- Secondary Pellagra can be prevented by prompt and early treatment of the disorders responsible for causing niacin malabsorption
What is the Prognosis of Pellagra? (Outcomes/Resolutions)
- The prognosis of Pellagra is good with correct diagnosis and appropriate treatment
- The condition can be entirely reversed through adequate niacin and/or tryptophan supplementation
- If left untreated, the condition may progress to a severe deficiency state resulting in complications, which can cause coma and death
Additional and Relevant Useful Information for Pellagra:

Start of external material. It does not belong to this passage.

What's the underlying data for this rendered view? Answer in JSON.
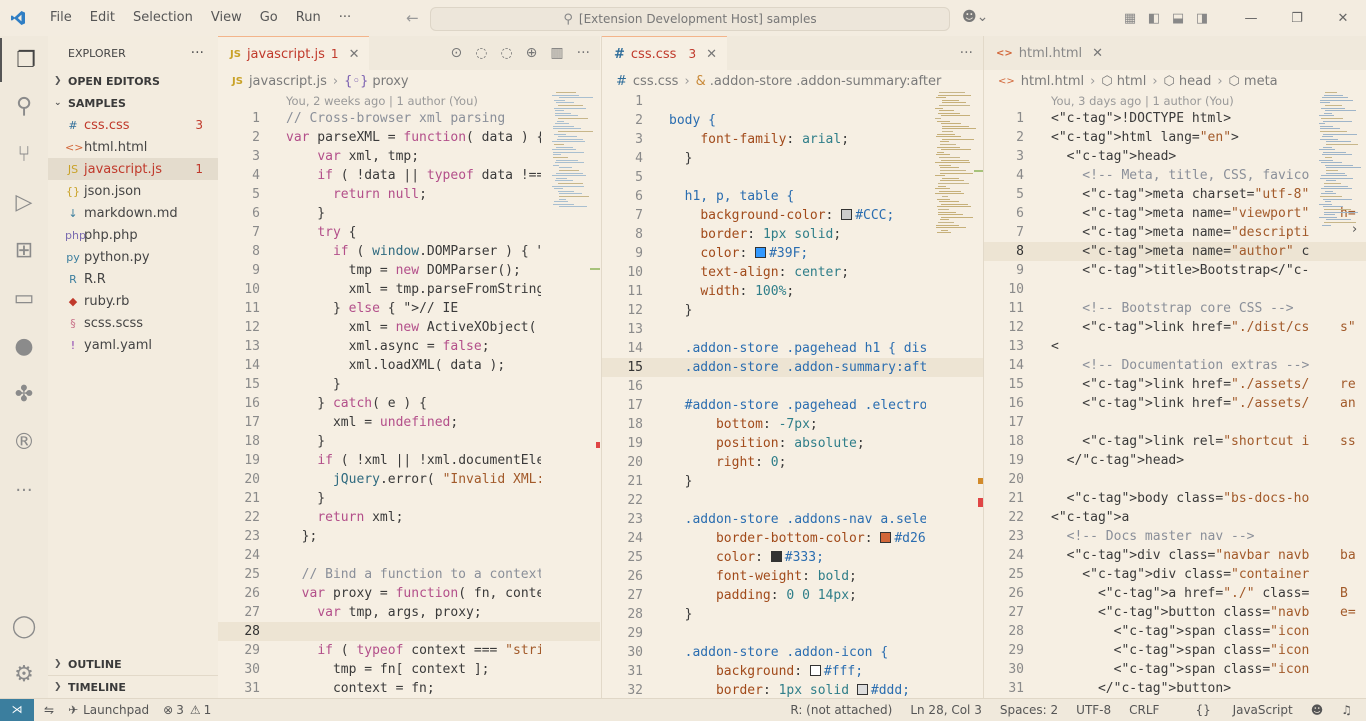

The following DoveMed website link is a useful resource for additional information:
What are some Useful Resources for Additional Information?
World Health Organization (WHO)
Avenue Appia 20, 1211 Geneva 27, Switzerland
Phone: + 41 22 791 21 11
Fax: + 41 22 791 31 11
References and Information Sources used for the Article:
www.fao.org (accessed on 06/01/2015)
www.pbs.org/wgbh/aso/databank/entries/dm15pa.html (accessed on 06/01/2015)
www.history.nih.gov/exhibits/goldberger/ (accessed on 06/01/2015)
www.ncbi.nlm.nih.gov/pubmed/16207585 (accessed on 06/01/2015)
Helpful Peer-Reviewed Medical Articles:
Hegyi, J., Schwartz, R. A., &Hegyi, V. (2004). Pellagra: dermatitis, dementia, and diarrhea. Int J Dermatol, 43(1), 1-5.
Koga, H., &Yuzuriha, T. (2003).[Pellagra's encephalopathy].RyoikibetsuShokogunShirizu(40), 458-461.
Pique-Duran, E., Perez-Cejudo, J. A., Cameselle, D., Palacios-Llopis, S., & Garcia-Vazquez, O. (2012). Pellagra: a clinical, histopathological, and epidemiological study of 7 cases. ActasDermosifiliogr, 103(1), 51-58. doi: 10.1016/j.adengl.2011.05.003
Pitche, P. T. (2005). [Pellagra].Sante, 15(3), 205-208.
Wan, P., Moat, S., & Anstey, A. (2011). Pellagra: a review with emphasis on photosensitivity. Br J Dermatol, 164(6), 1188-1200. doi: 10.1111/j.1365-2133.2010.10163.x
Rajakumar, K. (2000). Pellagra in the United States: a historical perspective.
Kertesz, S. G. (2001, March). Pellagra in 2 homeless men. In Mayo Clinic Proceedings (Vol. 76, No. 3, pp. 315-318). Elsevier.
Nogueira, A., Duarte, A. F., Magina, S., & Azevedo, F. (2009). Pellagra associated with esophageal carcinoma and alcoholism. Dermatology online journal, 15(5).